St. John's wort, blooming on Midsummer's Eve. In medieval Europe, this plant (Hypericum perforatum) was thought to be magical. Burned in the Midsummer's Eve bonfires, it was supposed to chase away the devil as the year spiraled down into the darkness of winter. With its sunny blossom, it has long been reputed to lift the low-spirited and cheer the melancholy; contemporary research suggest that it's as effective as OTC anti-depressants for mild depression. Look closely at the photo, and you may see a cheerful, non-depressed green spider.
Homestead report. Tomatoes, and lots of them. I made tomato sauce for the freezer last week. But the bunnies got my sweet potatoes. Grrrr... The snakes would like to get The Girls' eggs, but I have a surprise for them. I captured (and released) three bull snakes last week. The biggest was close to six feet. I sprayed him with a streak of white paint: if he comes back, he'll be deported in the next county.
Book report. Doing revisions on The General's Women, working through the full draft for the second time. Once more ought to do it--aiming to be finished by the end of July. I've started research on another historical, but I'll probably write the next China Bayles mystery (Queen Anne's Lace) first.

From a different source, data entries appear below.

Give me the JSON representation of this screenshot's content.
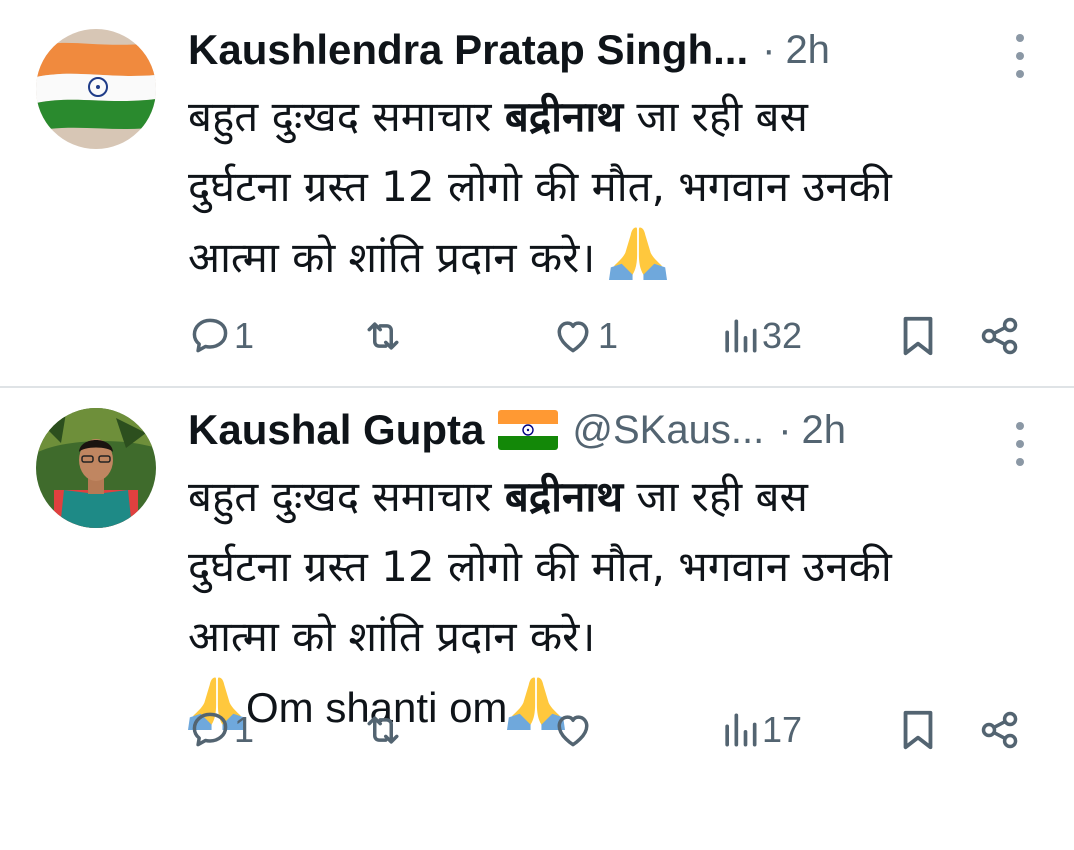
{
  "colors": {
    "text_primary": "#0f1419",
    "text_secondary": "#536471",
    "divider": "#dfe3e6",
    "saffron": "#ff9933",
    "india_green": "#138808",
    "chakra_blue": "#000080"
  },
  "tweets": [
    {
      "author_name": "Kaushlendra Pratap Singh...",
      "dot": "·",
      "time": "2h",
      "avatar_icon": "india-flag-avatar",
      "body_lines": [
        {
          "pre": "बहुत दुःखद समाचार ",
          "bold": "बद्रीनाथ",
          "post": " जा रही बस"
        },
        {
          "pre": "दुर्घटना ग्रस्त 12 लोगो की मौत, भगवान उनकी",
          "bold": "",
          "post": ""
        },
        {
          "pre": "आत्मा को शांति प्रदान करे। ",
          "bold": "",
          "post": ""
        }
      ],
      "reply_count": "1",
      "retweet_count": "",
      "like_count": "1",
      "view_count": "32"
    },
    {
      "author_name": "Kaushal Gupta",
      "handle": "@SKaus...",
      "dot": "·",
      "time": "2h",
      "avatar_icon": "person-photo-avatar",
      "body_lines": [
        {
          "pre": "बहुत दुःखद समाचार ",
          "bold": "बद्रीनाथ",
          "post": " जा रही बस"
        },
        {
          "pre": "दुर्घटना ग्रस्त 12 लोगो की मौत, भगवान उनकी",
          "bold": "",
          "post": ""
        },
        {
          "pre": "आत्मा को शांति प्रदान करे।",
          "bold": "",
          "post": ""
        },
        {
          "pre": "Om shanti om",
          "bold": "",
          "post": ""
        }
      ],
      "reply_count": "1",
      "retweet_count": "",
      "like_count": "",
      "view_count": "17"
    }
  ]
}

Reading note. Writers write. They write anyway. You don't quit because nobody buys the books. You just do it anyway because it's your nature. You have stories to tell.--Philip R. Craig